The next year, my patience was rewarded. A friend and I were given a sixties show — at 2 in the morning. I think the idea was to test our resolve.

To offer an “alternative” sixties show presented something of a challenge. Sixties music was, at the time, the steady diet of the classic rock stations and increasingly edging out doo-wop on the oldies stations.

But those stations played, by our reckoning, the same 500-or-so songs over and over, never straying from the rather arbitrary but unchanging list of Perennial Favorites maintained in some vault deep within the bowels of ClearChannel Communications. Bob Dylan wrote lots of great songs, but who needs them when we’ve got “Like A Rolling Stone” cued up again?

Over the next few months, my friend and I spun hundreds of seldom-heard tunes: Lenny Kaye’s Nuggets, forgotten folk-rockers, great lost Kinks records. We opened each show with “Flying,” an odd little Beatles instrumental, and closed it with “End of a Holiday,” a stirring Fairport Convention acoustic number.
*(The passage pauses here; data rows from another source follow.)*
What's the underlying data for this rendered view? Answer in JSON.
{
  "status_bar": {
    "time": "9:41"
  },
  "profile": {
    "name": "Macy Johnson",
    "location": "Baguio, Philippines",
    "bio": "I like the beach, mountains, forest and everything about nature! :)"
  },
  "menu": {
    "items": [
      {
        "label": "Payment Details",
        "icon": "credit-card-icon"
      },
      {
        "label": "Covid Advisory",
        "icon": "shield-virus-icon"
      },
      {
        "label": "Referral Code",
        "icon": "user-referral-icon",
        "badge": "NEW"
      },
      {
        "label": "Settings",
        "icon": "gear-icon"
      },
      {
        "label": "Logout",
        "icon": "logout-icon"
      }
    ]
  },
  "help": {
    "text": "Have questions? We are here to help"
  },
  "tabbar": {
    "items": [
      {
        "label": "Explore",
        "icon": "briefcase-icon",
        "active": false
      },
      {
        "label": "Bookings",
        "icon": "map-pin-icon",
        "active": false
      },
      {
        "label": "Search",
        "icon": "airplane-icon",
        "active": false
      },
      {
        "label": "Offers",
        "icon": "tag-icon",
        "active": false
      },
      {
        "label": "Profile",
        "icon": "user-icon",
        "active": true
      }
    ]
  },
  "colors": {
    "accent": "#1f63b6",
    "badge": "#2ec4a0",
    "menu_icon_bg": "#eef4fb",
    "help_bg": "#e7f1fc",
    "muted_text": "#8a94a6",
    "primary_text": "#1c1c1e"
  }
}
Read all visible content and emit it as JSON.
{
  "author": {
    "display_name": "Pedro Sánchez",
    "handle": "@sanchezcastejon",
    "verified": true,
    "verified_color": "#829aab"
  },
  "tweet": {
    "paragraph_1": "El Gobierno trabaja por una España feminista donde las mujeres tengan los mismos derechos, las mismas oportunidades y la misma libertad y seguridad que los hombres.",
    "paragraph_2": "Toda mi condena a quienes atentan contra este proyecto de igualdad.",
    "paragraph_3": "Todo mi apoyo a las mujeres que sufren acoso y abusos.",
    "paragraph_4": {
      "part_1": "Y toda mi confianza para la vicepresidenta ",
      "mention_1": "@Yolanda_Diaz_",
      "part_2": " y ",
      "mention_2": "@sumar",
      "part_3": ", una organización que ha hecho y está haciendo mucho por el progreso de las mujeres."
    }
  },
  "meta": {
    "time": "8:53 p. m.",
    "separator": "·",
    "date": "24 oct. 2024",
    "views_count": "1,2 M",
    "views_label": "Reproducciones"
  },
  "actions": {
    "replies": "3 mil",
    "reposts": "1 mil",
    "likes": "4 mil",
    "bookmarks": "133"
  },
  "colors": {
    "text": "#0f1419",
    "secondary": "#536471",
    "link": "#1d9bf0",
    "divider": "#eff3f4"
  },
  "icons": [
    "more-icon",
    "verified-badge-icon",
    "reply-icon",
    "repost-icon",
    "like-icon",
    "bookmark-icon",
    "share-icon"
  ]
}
One night, we played “Hey, Hey, What Can I Do,” a gorgeous Led Zeppelin song that’s notable as perhaps the only Zep single that does not appear on an LP.

The next time we were in the studio, the station manager confronted us. He thought Led Zeppelin, surely the most overplayed band of the classic rock era, had no place in our show.

We disagreed: to play the one Led Zeppelin song most listeners could not was, to us, the epitome of alternative.

It proved an irreparable rift. And, though our show was gaining an audience (and was about to break into a coveted mid-evening slot), my friend and I bowed out of WESU that spring. The 60s show went on without us.

WESU eventually vacated Clark Hall. In 2005, the university ceded roughly half of the broadcast schedule to a nearby NPR affiliate in exchange for a share of that station’s fundraising dollars, according to the station history.

But nights and weekends, the eclectic spirit lives on.

While I was writing this post, I could have been listening to The Cosmic Eye with Commander Aleon (“Dedicated to Lightworkers worldwide with Ashtar Command news, messages from off-planet, spaceship reports and ambient meditation music”). Tune in every Sunday at 11:30 a.m., between Gospel Express and Big Trucks and Heavy Equipment with Rosco on the Radio.